since reggie did not sign with either the agent or the marketing firm represented by the guy who actually owned the house, I think any penalty will be minor $800,000 house. Nothing to see here, surely.
posted by yerfatma at 01:45 PM on April 24
Thank you TBH, I was thinking the same thing. As for the people who say this doesn't matter, the possible results are this are huge. Obviously it doesn't matter if Bush loses his college elligibility, but for a school to have to forfeit all the games he has played in is horrible for them. No matter how good USC is, their reputation will still take a hit. However, I do not think the above will end up happening. Not because USC is just to important to make an issue out of, because I think that there will be some punishment. What will most likely happen is a punishment more along the lines of Ohio States, sanctions and other crap that doesn't amount to much. If Bush turns out to have broken the rule, he will resemble Maurice Clarett in the fact that he will have been an inelligible player that had a huge impact in his team's success and championship run. Clarett has turned out to be a total nutcase, something I don't think will happen with Bush, but just as Ohio State's title was not taken away, neither will USC's. They will just get a slap on the hand, sanctions that won't have any impact on their success, and then they will move on. Is that right? I don't think so. Unfortunatly, the NCAA doesn't always seem to issue the right punishment to a major school in the spotlight.
posted by Ying Yang Mafia at 06:36 PM on April 24
posted by Joey Michaels at 01:02 AM on April 25

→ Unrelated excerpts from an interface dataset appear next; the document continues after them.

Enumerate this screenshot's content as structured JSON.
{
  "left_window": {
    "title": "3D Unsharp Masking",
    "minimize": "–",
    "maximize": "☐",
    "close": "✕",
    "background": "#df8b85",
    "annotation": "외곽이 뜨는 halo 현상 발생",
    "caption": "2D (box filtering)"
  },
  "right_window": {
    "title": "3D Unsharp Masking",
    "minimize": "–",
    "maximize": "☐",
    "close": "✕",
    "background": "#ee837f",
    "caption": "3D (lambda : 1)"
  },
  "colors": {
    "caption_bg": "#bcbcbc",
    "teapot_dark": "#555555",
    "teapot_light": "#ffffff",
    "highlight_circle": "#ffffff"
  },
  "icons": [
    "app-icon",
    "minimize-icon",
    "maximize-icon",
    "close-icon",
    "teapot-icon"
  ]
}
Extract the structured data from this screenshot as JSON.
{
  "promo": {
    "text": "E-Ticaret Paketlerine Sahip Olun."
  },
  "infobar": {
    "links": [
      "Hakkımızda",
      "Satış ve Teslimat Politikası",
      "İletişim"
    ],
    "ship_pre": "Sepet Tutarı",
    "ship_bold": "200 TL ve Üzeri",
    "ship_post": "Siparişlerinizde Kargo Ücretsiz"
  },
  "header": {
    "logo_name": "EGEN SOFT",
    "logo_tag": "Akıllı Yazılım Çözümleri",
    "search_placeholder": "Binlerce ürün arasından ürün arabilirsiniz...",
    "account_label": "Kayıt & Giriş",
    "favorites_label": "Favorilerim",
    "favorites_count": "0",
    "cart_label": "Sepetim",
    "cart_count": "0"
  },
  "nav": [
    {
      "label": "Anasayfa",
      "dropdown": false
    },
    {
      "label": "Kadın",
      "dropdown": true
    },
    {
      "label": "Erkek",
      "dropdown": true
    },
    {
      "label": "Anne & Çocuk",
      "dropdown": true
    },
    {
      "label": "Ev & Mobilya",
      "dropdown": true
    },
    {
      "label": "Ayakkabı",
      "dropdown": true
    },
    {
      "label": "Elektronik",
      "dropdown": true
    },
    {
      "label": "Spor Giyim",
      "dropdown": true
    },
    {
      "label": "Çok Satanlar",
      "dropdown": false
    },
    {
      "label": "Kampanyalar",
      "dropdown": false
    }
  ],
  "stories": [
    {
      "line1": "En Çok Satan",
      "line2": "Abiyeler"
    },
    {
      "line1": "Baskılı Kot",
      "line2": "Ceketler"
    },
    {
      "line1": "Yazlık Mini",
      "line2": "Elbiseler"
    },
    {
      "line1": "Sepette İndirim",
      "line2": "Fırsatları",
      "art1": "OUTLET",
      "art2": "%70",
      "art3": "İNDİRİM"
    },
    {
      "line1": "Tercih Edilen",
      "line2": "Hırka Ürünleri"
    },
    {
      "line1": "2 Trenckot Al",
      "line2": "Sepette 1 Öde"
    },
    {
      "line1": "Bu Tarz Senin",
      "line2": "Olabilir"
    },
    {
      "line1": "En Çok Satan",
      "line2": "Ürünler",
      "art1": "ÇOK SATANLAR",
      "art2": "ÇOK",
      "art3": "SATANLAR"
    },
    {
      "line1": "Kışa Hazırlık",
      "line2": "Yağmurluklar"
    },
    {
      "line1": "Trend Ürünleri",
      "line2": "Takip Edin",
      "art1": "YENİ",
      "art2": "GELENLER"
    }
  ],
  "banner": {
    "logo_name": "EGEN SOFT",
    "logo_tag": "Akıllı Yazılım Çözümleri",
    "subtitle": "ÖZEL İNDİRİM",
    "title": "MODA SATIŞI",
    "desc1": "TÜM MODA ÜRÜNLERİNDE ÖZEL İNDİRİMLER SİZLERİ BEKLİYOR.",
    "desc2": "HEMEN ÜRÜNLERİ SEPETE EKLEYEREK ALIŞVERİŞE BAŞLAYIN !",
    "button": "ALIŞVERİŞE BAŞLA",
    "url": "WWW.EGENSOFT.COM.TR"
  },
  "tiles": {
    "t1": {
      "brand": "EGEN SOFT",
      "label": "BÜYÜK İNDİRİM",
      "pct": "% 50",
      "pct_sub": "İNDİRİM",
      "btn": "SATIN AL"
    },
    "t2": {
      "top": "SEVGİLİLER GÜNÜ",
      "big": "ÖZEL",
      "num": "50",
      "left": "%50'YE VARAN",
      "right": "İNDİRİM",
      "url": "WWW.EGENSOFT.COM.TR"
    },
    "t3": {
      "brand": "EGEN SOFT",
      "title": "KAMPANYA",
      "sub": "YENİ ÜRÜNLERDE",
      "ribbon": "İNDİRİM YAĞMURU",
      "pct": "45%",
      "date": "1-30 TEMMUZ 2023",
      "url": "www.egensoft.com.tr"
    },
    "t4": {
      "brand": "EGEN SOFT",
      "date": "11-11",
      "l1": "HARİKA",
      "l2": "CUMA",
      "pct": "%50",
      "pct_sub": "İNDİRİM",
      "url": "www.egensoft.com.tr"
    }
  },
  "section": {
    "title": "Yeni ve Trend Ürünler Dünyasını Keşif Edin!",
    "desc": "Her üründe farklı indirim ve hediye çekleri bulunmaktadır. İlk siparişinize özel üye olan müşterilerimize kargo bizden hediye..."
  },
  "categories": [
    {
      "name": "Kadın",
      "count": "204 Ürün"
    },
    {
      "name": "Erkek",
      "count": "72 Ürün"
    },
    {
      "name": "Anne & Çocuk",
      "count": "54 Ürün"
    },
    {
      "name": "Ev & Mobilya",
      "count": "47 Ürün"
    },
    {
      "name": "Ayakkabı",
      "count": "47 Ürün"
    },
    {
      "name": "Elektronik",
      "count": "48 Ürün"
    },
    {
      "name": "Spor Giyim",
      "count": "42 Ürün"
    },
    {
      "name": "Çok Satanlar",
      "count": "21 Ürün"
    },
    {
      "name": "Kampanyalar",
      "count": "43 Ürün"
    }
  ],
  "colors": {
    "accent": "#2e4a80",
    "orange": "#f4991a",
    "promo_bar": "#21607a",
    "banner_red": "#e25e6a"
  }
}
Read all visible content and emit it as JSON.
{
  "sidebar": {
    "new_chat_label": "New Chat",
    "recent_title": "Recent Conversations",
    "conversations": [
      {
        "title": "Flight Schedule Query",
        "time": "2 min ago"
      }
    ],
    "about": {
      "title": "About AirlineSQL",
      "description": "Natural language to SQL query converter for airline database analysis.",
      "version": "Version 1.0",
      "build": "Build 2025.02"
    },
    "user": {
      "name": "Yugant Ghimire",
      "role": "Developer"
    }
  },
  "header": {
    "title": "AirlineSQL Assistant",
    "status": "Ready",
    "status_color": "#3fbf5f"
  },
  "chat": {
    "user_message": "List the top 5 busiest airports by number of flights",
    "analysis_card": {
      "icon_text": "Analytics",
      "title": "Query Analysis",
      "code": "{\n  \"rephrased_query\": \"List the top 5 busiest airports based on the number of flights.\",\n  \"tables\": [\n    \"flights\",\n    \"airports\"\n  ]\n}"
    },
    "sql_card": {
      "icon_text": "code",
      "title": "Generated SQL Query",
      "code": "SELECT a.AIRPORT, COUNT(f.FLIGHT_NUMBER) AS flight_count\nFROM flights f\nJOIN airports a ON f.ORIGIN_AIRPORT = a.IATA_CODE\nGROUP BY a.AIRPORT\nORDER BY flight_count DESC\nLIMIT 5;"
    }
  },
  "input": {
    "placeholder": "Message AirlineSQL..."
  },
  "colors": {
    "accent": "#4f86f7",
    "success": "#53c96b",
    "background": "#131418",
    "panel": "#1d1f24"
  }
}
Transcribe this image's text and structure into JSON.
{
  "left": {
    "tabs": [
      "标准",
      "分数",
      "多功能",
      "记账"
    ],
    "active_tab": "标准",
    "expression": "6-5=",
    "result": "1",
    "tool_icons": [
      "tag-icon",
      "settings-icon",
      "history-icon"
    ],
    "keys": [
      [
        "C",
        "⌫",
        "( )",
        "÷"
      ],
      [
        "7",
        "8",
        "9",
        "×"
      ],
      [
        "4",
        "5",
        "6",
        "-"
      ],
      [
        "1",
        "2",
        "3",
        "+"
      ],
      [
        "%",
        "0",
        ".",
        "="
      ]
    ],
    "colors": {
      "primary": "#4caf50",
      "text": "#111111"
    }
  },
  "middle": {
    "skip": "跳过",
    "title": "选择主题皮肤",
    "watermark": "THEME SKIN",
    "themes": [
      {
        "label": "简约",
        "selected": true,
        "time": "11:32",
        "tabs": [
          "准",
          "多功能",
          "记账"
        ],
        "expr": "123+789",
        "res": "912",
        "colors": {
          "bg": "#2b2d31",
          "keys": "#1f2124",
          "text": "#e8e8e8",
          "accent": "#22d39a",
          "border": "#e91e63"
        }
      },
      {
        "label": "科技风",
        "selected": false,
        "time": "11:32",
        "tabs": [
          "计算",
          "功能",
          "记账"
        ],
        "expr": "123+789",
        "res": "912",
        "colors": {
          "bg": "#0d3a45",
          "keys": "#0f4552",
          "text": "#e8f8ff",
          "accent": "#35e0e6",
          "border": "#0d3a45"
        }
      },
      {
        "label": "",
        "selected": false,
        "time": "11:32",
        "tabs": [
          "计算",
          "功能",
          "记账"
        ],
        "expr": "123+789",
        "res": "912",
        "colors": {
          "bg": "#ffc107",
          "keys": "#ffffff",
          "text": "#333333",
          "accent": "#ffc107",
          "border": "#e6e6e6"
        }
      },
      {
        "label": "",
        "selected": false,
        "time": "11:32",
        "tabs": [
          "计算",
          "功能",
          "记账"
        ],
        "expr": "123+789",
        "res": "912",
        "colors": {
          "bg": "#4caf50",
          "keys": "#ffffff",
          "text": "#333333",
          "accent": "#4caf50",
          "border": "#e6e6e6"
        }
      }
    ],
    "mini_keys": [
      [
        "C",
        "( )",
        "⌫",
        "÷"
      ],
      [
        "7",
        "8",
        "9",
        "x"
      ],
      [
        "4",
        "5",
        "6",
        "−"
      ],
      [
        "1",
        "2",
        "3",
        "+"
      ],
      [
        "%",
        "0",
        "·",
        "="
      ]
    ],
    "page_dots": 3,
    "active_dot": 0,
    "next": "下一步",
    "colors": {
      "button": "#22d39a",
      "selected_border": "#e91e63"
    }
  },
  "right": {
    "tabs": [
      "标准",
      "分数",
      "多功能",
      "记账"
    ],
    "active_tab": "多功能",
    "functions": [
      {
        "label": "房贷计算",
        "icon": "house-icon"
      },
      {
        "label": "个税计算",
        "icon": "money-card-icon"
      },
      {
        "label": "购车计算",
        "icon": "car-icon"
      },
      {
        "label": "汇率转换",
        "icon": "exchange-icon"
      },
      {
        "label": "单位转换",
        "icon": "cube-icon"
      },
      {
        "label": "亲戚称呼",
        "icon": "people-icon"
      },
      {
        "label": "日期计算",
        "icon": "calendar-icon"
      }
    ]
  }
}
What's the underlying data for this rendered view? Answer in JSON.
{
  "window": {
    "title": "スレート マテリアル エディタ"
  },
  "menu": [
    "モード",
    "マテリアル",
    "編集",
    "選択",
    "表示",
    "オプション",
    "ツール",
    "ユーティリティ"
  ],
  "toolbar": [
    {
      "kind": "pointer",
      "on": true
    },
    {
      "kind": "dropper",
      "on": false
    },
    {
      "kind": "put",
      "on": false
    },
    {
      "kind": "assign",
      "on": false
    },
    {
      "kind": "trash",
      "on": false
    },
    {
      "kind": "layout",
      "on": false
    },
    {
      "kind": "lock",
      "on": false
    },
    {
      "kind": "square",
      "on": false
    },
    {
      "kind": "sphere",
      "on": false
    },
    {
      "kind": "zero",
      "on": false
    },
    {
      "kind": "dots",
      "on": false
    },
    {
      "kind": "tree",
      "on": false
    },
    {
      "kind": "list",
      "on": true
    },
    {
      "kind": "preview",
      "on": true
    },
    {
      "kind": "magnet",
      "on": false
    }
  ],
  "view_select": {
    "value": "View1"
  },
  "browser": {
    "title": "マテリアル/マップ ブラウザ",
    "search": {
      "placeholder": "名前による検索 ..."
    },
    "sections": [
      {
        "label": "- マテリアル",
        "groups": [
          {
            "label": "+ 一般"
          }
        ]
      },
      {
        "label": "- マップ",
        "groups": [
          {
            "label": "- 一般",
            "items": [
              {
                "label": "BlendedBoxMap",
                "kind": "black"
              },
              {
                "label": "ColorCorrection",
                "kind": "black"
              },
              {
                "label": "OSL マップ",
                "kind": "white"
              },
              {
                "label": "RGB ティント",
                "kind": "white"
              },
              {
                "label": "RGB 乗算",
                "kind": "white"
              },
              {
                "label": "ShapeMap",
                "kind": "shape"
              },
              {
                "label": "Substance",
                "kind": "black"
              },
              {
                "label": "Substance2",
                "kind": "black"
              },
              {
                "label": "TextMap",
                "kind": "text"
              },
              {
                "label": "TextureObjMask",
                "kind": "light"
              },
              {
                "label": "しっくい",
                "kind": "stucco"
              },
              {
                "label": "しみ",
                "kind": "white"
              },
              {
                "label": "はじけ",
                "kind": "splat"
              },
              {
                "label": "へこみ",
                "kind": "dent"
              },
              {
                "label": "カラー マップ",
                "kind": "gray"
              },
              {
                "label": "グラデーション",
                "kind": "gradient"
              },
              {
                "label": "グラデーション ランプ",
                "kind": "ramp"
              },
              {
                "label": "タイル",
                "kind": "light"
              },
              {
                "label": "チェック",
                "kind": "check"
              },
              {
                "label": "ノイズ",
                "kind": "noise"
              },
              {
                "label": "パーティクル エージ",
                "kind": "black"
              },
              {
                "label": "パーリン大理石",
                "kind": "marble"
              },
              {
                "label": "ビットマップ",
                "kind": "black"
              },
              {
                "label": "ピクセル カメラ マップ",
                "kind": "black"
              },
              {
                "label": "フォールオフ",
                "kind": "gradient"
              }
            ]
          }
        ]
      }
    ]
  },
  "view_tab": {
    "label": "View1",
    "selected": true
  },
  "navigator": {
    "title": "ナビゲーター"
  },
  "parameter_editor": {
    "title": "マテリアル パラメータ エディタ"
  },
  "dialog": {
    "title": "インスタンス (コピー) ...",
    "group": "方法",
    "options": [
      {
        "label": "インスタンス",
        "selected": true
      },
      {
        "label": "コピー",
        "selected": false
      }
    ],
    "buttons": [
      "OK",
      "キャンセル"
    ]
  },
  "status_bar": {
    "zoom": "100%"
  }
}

well i'm thinking that either the bushes used these guys,or these guys approached his family hopin to persuade, how nice they are,what kind of life they are gonna enjoy after they become reggie's agent/reps..but reggie ain't stupid,seems to me,he took advantage of crooked people wanting to make a name or money for themselves,knowing that things gotta be hush-hush..and he goes an signs on with someone else..leaving the bad guys holding the bags of their own dirty laundry..heh heh heh...with empty pockets...very nice grift work,reggie..exploiting the greed of others...lol!!!
posted by ktown at 09:32 AM on April 25
Ktown- I agree completely. By the way, what is Michaels' connection to the school? Is there any? Or was he just hoping to sign Reggie at some point? However, that being said, Reggie and his family should not have accepted any such "gift" that could look at all suspicious. And isn't it irrelevant if he is eligible for the draft anyway? Ultimately, if there is no impact on his career this just paves the way for others.....
posted by emynes at 11:44 AM on April 26
This just keeps getting better Just two days ago, Reggie stated, "When this is all said and done, everybody will see at the end of the day that we've done nothing – absolutely nothing wrong." However, just today transcripts of parole violation hearings for New Era Sports & Entertainment associate Lloyd Lake detail alleged links between the marketing agency and USC running back Reggie Bush during the 2005 college football season. Carlos alluded to a fallout between Bush and New Era, noting that there had even been potential litigation discussed by the agency for breach of an agreement on the part of Bush and his family.
posted by irunfromclones at 05:11 PM on April 26
You're not logged in. Please log in or register.
Copyright © 2017 SportsFilterAll posts and comments are © their original authors.